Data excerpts
=== Begin Enclosure ===

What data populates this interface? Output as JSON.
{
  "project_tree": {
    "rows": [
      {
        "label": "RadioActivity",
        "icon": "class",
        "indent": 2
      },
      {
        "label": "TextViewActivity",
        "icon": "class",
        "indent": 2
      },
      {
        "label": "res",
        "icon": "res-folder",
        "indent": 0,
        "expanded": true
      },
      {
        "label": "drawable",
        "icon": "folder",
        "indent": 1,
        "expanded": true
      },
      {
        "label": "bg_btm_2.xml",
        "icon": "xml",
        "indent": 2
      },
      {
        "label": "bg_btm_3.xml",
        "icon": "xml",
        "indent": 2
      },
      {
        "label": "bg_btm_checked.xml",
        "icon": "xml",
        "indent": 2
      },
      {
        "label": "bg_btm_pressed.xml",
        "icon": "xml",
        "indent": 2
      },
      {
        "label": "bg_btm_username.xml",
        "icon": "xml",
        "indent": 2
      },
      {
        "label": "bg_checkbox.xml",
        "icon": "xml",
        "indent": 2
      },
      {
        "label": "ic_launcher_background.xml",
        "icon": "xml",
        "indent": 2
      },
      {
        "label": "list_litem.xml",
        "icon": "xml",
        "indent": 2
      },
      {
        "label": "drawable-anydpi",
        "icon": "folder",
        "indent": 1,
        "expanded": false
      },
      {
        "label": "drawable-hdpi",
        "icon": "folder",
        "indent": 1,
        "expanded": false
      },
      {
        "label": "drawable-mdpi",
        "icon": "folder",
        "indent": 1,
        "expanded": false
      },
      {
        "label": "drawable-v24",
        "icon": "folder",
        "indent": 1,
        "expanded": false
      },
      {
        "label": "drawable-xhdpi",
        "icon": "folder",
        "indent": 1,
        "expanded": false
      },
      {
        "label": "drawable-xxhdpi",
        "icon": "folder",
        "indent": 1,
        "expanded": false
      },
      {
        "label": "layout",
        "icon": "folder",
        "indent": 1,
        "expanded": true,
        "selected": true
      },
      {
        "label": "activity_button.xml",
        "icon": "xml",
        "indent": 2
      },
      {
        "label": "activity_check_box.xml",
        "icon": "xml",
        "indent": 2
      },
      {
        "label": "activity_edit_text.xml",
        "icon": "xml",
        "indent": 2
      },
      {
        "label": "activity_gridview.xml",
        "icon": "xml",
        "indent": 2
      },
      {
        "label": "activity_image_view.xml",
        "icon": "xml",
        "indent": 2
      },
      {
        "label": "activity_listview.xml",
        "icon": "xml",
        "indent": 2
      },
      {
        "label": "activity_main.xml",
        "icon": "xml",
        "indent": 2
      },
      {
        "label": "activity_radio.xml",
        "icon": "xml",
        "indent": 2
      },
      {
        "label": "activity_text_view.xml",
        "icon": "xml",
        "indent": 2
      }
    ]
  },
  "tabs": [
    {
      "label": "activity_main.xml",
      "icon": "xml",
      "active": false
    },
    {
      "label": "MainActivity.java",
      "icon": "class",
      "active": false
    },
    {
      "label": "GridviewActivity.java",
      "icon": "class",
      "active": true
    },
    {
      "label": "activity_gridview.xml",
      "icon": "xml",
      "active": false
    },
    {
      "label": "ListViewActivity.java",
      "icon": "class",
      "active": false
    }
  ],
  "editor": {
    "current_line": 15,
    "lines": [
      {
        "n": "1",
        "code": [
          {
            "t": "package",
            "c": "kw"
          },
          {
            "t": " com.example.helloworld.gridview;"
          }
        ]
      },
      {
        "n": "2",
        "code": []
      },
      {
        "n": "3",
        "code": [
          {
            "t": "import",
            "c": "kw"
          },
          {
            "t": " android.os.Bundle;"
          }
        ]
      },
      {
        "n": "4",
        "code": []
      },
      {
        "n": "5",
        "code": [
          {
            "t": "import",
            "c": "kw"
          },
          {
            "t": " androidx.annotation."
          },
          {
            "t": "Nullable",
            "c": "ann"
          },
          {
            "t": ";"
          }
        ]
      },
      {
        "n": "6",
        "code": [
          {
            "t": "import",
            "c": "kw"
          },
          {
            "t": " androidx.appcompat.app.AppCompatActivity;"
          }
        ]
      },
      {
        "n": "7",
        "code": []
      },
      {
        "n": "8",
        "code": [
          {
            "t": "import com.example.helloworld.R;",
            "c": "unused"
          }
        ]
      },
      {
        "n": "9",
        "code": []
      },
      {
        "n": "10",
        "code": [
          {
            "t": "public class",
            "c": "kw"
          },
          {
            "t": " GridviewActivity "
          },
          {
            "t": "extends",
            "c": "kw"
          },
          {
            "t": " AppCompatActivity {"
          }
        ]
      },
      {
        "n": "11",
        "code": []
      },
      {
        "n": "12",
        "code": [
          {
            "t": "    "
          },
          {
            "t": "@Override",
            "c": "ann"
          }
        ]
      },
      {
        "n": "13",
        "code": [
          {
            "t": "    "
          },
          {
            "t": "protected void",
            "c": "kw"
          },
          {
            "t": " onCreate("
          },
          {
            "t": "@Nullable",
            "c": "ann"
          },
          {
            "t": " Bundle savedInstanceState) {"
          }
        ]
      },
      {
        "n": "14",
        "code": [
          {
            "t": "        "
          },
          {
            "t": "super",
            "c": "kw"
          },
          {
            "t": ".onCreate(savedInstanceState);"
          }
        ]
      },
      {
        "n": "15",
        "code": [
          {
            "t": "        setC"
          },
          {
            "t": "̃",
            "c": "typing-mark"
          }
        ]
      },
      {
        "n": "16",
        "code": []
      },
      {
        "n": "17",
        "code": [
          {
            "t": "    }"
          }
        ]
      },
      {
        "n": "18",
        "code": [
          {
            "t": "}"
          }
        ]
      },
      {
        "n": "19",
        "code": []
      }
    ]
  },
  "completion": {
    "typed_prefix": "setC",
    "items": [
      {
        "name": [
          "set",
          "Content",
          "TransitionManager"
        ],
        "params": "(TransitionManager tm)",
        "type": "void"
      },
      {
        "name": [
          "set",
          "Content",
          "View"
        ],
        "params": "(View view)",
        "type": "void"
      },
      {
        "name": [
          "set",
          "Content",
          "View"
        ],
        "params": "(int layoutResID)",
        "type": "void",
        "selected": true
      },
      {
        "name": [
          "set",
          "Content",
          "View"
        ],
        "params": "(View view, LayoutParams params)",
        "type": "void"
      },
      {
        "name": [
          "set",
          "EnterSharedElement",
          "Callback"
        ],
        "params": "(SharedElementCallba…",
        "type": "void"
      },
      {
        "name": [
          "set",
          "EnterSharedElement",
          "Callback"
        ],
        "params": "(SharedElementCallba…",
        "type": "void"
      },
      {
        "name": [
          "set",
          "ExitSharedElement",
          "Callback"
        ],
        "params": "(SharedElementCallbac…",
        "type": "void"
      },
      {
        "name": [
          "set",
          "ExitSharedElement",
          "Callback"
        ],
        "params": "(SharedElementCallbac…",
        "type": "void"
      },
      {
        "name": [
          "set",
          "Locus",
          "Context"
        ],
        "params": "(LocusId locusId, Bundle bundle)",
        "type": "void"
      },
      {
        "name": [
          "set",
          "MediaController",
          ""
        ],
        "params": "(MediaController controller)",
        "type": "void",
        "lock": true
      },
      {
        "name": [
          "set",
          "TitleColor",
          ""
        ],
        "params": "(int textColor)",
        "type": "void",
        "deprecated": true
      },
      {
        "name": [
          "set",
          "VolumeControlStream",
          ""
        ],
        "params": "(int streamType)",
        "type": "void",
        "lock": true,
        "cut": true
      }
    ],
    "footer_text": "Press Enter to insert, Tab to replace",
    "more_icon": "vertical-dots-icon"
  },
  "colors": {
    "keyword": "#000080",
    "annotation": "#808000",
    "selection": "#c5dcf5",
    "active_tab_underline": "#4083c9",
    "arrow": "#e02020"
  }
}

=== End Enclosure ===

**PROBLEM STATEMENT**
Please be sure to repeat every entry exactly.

**REPLY TO THE TASK**
What data populates this interface? Output as JSON.
{
  "project_tree": {
    "rows": [
      {
        "label": "RadioActivity",
        "icon": "class",
        "indent": 2
      },
      {
        "label": "TextViewActivity",
        "icon": "class",
        "indent": 2
      },
      {
        "label": "res",
        "icon": "res-folder",
        "indent": 0,
        "expanded": true
      },
      {
        "label": "drawable",
        "icon": "folder",
        "indent": 1,
        "expanded": true
      },
      {
        "label": "bg_btm_2.xml",
        "icon": "xml",
        "indent": 2
      },
      {
        "label": "bg_btm_3.xml",
        "icon": "xml",
        "indent": 2
      },
      {
        "label": "bg_btm_checked.xml",
        "icon": "xml",
        "indent": 2
      },
      {
        "label": "bg_btm_pressed.xml",
        "icon": "xml",
        "indent": 2
      },
      {
        "label": "bg_btm_username.xml",
        "icon": "xml",
        "indent": 2
      },
      {
        "label": "bg_checkbox.xml",
        "icon": "xml",
        "indent": 2
      },
      {
        "label": "ic_launcher_background.xml",
        "icon": "xml",
        "indent": 2
      },
      {
        "label": "list_litem.xml",
        "icon": "xml",
        "indent": 2
      },
      {
        "label": "drawable-anydpi",
        "icon": "folder",
        "indent": 1,
        "expanded": false
      },
      {
        "label": "drawable-hdpi",
        "icon": "folder",
        "indent": 1,
        "expanded": false
      },
      {
        "label": "drawable-mdpi",
        "icon": "folder",
        "indent": 1,
        "expanded": false
      },
      {
        "label": "drawable-v24",
        "icon": "folder",
        "indent": 1,
        "expanded": false
      },
      {
        "label": "drawable-xhdpi",
        "icon": "folder",
        "indent": 1,
        "expanded": false
      },
      {
        "label": "drawable-xxhdpi",
        "icon": "folder",
        "indent": 1,
        "expanded": false
      },
      {
        "label": "layout",
        "icon": "folder",
        "indent": 1,
        "expanded": true,
        "selected": true
      },
      {
        "label": "activity_button.xml",
        "icon": "xml",
        "indent": 2
      },
      {
        "label": "activity_check_box.xml",
        "icon": "xml",
        "indent": 2
      },
      {
        "label": "activity_edit_text.xml",
        "icon": "xml",
        "indent": 2
      },
      {
        "label": "activity_gridview.xml",
        "icon": "xml",
        "indent": 2
      },
      {
        "label": "activity_image_view.xml",
        "icon": "xml",
        "indent": 2
      },
      {
        "label": "activity_listview.xml",
        "icon": "xml",
        "indent": 2
      },
      {
        "label": "activity_main.xml",
        "icon": "xml",
        "indent": 2
      },
      {
        "label": "activity_radio.xml",
        "icon": "xml",
        "indent": 2
      },
      {
        "label": "activity_text_view.xml",
        "icon": "xml",
        "indent": 2
      }
    ]
  },
  "tabs": [
    {
      "label": "activity_main.xml",
      "icon": "xml",
      "active": false
    },
    {
      "label": "MainActivity.java",
      "icon": "class",
      "active": false
    },
    {
      "label": "GridviewActivity.java",
      "icon": "class",
      "active": true
    },
    {
      "label": "activity_gridview.xml",
      "icon": "xml",
      "active": false
    },
    {
      "label": "ListViewActivity.java",
      "icon": "class",
      "active": false
    }
  ],
  "editor": {
    "current_line": 15,
    "lines": [
      {
        "n": "1",
        "code": [
          {
            "t": "package",
            "c": "kw"
          },
          {
            "t": " com.example.helloworld.gridview;"
          }
        ]
      },
      {
        "n": "2",
        "code": []
      },
      {
        "n": "3",
        "code": [
          {
            "t": "import",
            "c": "kw"
          },
          {
            "t": " android.os.Bundle;"
          }
        ]
      },
      {
        "n": "4",
        "code": []
      },
      {
        "n": "5",
        "code": [
          {
            "t": "import",
            "c": "kw"
          },
          {
            "t": " androidx.annotation."
          },
          {
            "t": "Nullable",
            "c": "ann"
          },
          {
            "t": ";"
          }
        ]
      },
      {
        "n": "6",
        "code": [
          {
            "t": "import",
            "c": "kw"
          },
          {
            "t": " androidx.appcompat.app.AppCompatActivity;"
          }
        ]
      },
      {
        "n": "7",
        "code": []
      },
      {
        "n": "8",
        "code": [
          {
            "t": "import com.example.helloworld.R;",
            "c": "unused"
          }
        ]
      },
      {
        "n": "9",
        "code": []
      },
      {
        "n": "10",
        "code": [
          {
            "t": "public class",
            "c": "kw"
          },
          {
            "t": " GridviewActivity "
          },
          {
            "t": "extends",
            "c": "kw"
          },
          {
            "t": " AppCompatActivity {"
          }
        ]
      },
      {
        "n": "11",
        "code": []
      },
      {
        "n": "12",
        "code": [
          {
            "t": "    "
          },
          {
            "t": "@Override",
            "c": "ann"
          }
        ]
      },
      {
        "n": "13",
        "code": [
          {
            "t": "    "
          },
          {
            "t": "protected void",
            "c": "kw"
          },
          {
            "t": " onCreate("
          },
          {
            "t": "@Nullable",
            "c": "ann"
          },
          {
            "t": " Bundle savedInstanceState) {"
          }
        ]
      },
      {
        "n": "14",
        "code": [
          {
            "t": "        "
          },
          {
            "t": "super",
            "c": "kw"
          },
          {
            "t": ".onCreate(savedInstanceState);"
          }
        ]
      },
      {
        "n": "15",
        "code": [
          {
            "t": "        setC"
          },
          {
            "t": "̃",
            "c": "typing-mark"
          }
        ]
      },
      {
        "n": "16",
        "code": []
      },
      {
        "n": "17",
        "code": [
          {
            "t": "    }"
          }
        ]
      },
      {
        "n": "18",
        "code": [
          {
            "t": "}"
          }
        ]
      },
      {
        "n": "19",
        "code": []
      }
    ]
  },
  "completion": {
    "typed_prefix": "setC",
    "items": [
      {
        "name": [
          "set",
          "Content",
          "TransitionManager"
        ],
        "params": "(TransitionManager tm)",
        "type": "void"
      },
      {
        "name": [
          "set",
          "Content",
          "View"
        ],
        "params": "(View view)",
        "type": "void"
      },
      {
        "name": [
          "set",
          "Content",
          "View"
        ],
        "params": "(int layoutResID)",
        "type": "void",
        "selected": true
      },
      {
        "name": [
          "set",
          "Content",
          "View"
        ],
        "params": "(View view, LayoutParams params)",
        "type": "void"
      },
      {
        "name": [
          "set",
          "EnterSharedElement",
          "Callback"
        ],
        "params": "(SharedElementCallba…",
        "type": "void"
      },
      {
        "name": [
          "set",
          "EnterSharedElement",
          "Callback"
        ],
        "params": "(SharedElementCallba…",
        "type": "void"
      },
      {
        "name": [
          "set",
          "ExitSharedElement",
          "Callback"
        ],
        "params": "(SharedElementCallbac…",
        "type": "void"
      },
      {
        "name": [
          "set",
          "ExitSharedElement",
          "Callback"
        ],
        "params": "(SharedElementCallbac…",
        "type": "void"
      },
      {
        "name": [
          "set",
          "Locus",
          "Context"
        ],
        "params": "(LocusId locusId, Bundle bundle)",
        "type": "void"
      },
      {
        "name": [
          "set",
          "MediaController",
          ""
        ],
        "params": "(MediaController controller)",
        "type": "void",
        "lock": true
      },
      {
        "name": [
          "set",
          "TitleColor",
          ""
        ],
        "params": "(int textColor)",
        "type": "void",
        "deprecated": true
      },
      {
        "name": [
          "set",
          "VolumeControlStream",
          ""
        ],
        "params": "(int streamType)",
        "type": "void",
        "lock": true,
        "cut": true
      }
    ],
    "footer_text": "Press Enter to insert, Tab to replace",
    "more_icon": "vertical-dots-icon"
  },
  "colors": {
    "keyword": "#000080",
    "annotation": "#808000",
    "selection": "#c5dcf5",
    "active_tab_underline": "#4083c9",
    "arrow": "#e02020"
  }
}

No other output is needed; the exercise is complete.